After more than a decade of boom, China’s real estate industry is now facing a serious market slump. Many small to medium-sized real estate development firms have filed for bankruptcy this year. And many large developers are drowning in debt, and have to cut prices to boost sales.
Recently, China Evergrande Group, the country’s second largest developer by sales, slashed the price of unsold units by 30 percent in its new condo tower, Future City, in Yueyang of Hunan Province. Angry customers who had purchased units before the price drop and now demanded a refund were beaten up by hired thugs.
The original price of Future City condos was set at 10,000 yuan per square meter ($131 per sq. ft.). The unsold condos were recently reduced to 7,000 yuan per square meter ($91.9 per sq. ft.), a whopping 30 percent drop. Buyers who had already signed contracts with the developer thus suffered a loss of $43,000 for the smallest units of 1,098 sq. ft., and $60,605 for the largest units of 1,550 sq. ft.
A Twitter video posted on Oct. 16 showed a large group of buyers marching to the Future City sales office, holding banners and demanding an unconditional revocation of their purchase contracts.
“Evergrande deceives buyers. We demand a revocation of our contracts,” the group shouted.
In response, Evergrande called in about a dozen thugs to beat up the angry customers. A sales consultant at the company also participated in the beating.
In the Twitter video, onlookers and protesters were heard yelling: “They started the fight! Evergrande openly started the fight.”
A female sales agent who is selling the condo units but who is not affiliated with Evergrande told New Tang Dynasty TV, a sister publication of The Epoch Times, that it is close to impossible that these buyers will be able to get their contracts revoked.
In the first half of this year, more than 270 real estate companies in China went bankrupt.

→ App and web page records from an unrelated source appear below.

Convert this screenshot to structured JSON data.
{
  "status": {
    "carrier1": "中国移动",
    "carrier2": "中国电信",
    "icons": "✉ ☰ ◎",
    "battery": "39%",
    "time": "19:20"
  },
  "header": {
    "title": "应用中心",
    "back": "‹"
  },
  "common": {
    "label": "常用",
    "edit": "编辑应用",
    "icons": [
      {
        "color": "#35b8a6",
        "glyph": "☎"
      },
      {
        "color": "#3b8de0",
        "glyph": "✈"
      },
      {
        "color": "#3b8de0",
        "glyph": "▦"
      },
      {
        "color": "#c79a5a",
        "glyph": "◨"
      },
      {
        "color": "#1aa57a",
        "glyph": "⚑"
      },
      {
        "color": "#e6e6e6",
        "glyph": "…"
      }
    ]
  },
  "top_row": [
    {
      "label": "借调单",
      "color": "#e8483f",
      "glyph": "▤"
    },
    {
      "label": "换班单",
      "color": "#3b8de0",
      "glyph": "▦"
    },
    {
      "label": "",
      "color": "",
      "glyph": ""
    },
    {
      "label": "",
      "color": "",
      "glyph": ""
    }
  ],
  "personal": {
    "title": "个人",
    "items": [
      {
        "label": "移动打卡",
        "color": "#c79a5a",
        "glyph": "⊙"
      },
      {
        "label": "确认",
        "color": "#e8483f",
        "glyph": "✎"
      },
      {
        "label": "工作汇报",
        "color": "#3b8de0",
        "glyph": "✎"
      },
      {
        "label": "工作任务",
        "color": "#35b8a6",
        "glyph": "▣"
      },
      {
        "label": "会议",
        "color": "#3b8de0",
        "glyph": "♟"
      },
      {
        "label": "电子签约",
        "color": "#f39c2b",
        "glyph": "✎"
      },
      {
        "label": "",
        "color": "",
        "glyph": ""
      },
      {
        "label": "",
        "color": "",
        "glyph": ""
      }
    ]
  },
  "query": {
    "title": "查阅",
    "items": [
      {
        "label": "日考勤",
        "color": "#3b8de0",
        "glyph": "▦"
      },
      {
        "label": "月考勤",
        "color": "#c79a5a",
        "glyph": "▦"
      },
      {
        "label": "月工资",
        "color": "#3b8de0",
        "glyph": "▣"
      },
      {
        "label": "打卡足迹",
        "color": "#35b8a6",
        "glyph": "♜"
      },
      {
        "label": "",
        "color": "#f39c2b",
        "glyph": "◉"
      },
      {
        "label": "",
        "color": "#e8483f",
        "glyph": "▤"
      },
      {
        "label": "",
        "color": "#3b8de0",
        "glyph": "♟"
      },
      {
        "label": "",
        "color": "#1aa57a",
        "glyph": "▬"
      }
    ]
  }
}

Market research companies estimate that the number of bankruptcies in China’s real estate sector may exceed 500 by the end of this year, and most of them will be small to medium-sized real estate companies.
According to public data, in 2018, fifty-two large-sized Chinese real estate companies—including Vanke, Evergrande, and Country Garden—had a liability to asset ratio exceeding 80 percent, which is an alarming level. Among them, Evergrande’s interest-bearing debt reached 673.2 billion yuan ($95.1 billion), the highest debt of any real estate company in China.